## WHAT IS EXPECTED
Scan the entries below and return each line that contains "Market".

(Component data from apps and pages)
────────────────────────────────────────

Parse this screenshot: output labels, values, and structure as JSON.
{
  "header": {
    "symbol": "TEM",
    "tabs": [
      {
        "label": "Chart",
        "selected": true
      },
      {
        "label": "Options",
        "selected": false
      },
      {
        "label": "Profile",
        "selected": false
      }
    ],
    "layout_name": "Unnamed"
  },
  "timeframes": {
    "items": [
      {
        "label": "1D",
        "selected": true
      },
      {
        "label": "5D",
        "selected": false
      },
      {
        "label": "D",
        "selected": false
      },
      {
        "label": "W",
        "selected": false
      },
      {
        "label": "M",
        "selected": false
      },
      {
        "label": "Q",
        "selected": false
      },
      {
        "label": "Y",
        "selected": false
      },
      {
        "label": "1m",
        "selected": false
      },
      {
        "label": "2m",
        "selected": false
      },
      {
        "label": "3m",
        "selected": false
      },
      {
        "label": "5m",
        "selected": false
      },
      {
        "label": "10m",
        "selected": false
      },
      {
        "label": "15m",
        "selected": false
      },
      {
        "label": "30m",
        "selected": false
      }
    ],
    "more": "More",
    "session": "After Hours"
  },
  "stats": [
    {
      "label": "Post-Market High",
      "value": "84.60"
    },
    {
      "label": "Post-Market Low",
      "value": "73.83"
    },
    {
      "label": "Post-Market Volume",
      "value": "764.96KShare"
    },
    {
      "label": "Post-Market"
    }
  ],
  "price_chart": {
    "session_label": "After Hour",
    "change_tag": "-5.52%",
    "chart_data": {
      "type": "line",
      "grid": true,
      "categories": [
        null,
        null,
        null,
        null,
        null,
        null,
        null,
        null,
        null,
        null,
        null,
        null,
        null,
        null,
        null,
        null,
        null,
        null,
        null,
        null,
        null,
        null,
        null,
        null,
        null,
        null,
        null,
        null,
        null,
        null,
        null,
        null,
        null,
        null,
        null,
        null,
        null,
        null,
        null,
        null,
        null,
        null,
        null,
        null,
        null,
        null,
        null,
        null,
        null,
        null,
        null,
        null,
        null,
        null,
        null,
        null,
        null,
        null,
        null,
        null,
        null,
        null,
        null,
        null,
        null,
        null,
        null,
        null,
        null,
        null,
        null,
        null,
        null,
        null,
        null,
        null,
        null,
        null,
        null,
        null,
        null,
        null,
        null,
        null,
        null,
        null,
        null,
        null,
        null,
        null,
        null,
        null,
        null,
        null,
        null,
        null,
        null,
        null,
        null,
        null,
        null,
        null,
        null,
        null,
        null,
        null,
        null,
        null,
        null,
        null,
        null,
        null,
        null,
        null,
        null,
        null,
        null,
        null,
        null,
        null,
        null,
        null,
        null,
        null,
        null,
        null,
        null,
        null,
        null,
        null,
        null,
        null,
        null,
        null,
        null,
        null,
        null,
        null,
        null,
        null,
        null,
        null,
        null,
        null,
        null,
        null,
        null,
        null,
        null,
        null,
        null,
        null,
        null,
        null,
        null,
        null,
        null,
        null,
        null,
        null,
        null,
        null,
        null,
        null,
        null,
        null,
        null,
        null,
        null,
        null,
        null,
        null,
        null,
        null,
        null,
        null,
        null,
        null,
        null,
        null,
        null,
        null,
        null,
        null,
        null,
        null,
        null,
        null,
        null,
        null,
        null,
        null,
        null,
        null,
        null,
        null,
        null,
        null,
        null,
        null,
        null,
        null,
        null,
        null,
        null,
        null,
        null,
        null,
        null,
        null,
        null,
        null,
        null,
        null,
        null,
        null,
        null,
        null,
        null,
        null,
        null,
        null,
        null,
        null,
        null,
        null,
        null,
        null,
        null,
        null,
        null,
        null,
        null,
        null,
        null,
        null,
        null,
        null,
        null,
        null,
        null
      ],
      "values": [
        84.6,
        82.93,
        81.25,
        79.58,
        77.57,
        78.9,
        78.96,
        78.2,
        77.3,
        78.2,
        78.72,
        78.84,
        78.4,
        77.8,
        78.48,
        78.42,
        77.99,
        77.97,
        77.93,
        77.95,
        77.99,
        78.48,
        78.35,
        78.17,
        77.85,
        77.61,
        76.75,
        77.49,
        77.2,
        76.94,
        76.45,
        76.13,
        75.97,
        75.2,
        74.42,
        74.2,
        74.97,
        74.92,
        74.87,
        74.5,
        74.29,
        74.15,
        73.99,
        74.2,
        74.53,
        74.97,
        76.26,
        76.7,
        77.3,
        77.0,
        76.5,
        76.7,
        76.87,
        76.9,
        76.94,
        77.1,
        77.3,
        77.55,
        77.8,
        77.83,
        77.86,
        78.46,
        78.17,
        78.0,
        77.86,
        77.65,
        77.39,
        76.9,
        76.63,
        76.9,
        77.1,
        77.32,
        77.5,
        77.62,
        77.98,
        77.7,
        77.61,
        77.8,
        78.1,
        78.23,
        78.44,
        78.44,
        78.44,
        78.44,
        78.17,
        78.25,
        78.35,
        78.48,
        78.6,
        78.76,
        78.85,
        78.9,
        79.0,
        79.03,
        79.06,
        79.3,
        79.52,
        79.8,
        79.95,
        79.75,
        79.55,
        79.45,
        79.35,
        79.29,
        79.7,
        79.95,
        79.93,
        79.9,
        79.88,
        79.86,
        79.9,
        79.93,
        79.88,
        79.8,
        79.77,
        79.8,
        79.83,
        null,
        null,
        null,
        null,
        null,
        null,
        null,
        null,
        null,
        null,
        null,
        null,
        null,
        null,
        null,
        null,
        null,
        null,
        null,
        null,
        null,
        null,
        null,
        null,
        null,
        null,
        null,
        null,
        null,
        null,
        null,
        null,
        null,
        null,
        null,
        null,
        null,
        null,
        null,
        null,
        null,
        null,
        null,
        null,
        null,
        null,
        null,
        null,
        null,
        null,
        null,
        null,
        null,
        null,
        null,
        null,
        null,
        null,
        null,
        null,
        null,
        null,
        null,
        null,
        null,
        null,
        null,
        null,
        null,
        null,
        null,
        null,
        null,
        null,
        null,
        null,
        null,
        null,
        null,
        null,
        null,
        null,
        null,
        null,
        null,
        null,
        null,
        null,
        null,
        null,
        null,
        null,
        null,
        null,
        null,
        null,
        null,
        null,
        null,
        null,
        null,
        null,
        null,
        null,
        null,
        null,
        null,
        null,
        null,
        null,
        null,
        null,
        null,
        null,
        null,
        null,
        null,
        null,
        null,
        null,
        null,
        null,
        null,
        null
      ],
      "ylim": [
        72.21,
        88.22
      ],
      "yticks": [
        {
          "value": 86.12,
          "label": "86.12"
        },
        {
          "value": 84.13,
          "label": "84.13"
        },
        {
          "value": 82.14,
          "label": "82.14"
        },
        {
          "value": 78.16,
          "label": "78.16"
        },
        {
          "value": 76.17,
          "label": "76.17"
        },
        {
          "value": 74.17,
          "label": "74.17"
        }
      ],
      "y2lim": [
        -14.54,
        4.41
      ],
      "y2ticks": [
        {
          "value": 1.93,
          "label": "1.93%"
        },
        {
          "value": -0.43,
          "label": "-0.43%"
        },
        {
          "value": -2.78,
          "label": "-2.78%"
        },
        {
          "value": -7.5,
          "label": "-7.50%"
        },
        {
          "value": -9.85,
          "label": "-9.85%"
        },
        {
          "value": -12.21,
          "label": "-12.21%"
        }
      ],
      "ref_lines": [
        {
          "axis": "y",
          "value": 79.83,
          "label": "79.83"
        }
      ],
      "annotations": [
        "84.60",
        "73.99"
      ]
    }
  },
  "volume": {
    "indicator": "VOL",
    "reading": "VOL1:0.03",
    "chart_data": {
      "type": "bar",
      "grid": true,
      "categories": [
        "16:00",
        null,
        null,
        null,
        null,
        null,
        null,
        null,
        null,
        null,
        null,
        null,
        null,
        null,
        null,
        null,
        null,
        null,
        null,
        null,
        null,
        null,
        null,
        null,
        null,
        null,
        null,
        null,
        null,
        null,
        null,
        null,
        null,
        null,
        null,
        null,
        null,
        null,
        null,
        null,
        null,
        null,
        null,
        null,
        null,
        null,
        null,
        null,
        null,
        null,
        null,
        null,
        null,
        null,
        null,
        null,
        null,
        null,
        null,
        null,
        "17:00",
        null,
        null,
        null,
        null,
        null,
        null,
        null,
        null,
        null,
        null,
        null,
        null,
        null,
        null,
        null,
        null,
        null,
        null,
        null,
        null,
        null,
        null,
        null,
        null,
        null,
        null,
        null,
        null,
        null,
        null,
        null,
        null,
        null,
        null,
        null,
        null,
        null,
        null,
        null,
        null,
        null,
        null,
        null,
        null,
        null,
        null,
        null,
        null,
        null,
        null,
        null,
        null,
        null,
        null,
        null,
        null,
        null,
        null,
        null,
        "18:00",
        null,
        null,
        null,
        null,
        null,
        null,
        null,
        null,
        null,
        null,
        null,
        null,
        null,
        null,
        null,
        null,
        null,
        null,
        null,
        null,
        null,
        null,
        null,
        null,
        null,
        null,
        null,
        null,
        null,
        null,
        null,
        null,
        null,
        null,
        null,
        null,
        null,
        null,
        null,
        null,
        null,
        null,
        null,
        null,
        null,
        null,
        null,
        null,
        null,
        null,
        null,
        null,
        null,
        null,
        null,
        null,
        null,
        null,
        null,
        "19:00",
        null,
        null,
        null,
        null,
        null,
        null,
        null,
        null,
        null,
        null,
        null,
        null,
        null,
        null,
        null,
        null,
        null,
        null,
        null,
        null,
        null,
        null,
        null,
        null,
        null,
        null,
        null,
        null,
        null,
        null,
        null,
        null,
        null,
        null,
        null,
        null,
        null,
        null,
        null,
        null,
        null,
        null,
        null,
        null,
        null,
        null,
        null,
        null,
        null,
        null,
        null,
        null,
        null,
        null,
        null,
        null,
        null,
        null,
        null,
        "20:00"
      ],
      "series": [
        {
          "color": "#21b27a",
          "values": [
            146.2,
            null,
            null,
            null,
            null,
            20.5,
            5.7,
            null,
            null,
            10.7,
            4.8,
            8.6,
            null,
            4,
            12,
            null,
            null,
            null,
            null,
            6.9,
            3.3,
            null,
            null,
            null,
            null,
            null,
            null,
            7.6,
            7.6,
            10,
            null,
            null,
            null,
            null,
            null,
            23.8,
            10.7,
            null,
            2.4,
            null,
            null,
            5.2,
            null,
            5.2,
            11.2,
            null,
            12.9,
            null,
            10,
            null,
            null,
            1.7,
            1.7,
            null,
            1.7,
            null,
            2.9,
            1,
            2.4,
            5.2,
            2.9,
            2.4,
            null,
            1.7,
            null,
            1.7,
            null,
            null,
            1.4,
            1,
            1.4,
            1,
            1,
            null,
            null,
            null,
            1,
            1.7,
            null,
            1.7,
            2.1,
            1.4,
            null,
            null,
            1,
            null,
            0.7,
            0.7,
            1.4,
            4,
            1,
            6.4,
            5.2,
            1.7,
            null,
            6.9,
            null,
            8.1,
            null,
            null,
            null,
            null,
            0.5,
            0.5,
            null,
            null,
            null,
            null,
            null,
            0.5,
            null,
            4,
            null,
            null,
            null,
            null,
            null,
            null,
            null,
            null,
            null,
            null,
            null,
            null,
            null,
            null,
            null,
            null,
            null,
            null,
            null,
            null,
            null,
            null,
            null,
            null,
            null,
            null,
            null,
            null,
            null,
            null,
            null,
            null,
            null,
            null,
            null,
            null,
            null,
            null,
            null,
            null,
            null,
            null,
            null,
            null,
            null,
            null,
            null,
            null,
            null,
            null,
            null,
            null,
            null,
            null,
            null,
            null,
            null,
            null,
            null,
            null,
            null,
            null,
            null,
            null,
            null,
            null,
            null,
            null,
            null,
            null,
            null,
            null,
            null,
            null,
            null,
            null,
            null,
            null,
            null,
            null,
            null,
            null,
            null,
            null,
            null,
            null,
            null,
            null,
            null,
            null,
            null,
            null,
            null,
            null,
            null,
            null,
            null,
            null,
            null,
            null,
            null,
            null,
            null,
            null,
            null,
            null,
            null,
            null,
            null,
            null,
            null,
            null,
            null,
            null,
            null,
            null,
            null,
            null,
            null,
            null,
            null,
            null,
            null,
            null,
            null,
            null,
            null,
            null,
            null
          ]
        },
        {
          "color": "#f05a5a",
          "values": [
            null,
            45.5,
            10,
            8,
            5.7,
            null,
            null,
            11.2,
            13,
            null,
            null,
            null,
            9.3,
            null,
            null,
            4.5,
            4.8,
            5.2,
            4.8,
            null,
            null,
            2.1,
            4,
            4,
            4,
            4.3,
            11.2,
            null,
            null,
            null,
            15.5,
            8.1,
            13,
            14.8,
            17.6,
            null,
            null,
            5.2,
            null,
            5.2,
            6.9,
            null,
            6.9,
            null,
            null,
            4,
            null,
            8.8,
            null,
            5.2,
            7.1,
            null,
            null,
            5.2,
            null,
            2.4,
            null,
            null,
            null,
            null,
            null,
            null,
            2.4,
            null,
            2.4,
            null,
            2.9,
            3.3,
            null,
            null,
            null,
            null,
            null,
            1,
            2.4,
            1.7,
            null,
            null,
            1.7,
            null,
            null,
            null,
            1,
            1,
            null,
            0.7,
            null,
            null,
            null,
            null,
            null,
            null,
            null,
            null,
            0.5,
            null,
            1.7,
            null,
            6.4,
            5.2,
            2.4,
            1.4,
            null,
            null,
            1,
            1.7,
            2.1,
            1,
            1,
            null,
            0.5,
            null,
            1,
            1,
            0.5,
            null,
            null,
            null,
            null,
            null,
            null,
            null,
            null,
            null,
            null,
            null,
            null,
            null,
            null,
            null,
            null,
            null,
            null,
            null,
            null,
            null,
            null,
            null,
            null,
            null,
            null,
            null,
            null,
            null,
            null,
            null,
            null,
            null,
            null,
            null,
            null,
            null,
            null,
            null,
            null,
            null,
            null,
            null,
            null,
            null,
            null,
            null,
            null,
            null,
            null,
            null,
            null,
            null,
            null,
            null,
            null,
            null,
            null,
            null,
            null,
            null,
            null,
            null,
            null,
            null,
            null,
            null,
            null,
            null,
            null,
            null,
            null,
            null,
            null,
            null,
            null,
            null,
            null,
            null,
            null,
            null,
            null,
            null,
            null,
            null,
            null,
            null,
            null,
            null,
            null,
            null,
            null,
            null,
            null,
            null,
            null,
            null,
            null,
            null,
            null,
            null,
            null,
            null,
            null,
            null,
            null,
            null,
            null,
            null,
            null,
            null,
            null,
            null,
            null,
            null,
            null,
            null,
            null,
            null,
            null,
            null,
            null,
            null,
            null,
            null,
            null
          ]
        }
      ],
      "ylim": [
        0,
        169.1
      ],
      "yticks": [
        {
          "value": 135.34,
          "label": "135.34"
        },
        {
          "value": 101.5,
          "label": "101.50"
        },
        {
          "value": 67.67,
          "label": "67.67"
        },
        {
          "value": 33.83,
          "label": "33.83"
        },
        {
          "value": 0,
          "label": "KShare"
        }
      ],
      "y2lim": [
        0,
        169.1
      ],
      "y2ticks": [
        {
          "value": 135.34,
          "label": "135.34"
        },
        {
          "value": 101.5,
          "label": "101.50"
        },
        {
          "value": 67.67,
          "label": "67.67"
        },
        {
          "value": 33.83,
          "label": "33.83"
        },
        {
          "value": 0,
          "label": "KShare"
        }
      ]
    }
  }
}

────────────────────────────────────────

## YOUR RESPONSE
      "label": "Post-Market High",
      "label": "Post-Market Low",
      "label": "Post-Market Volume",
      "label": "Post-Market"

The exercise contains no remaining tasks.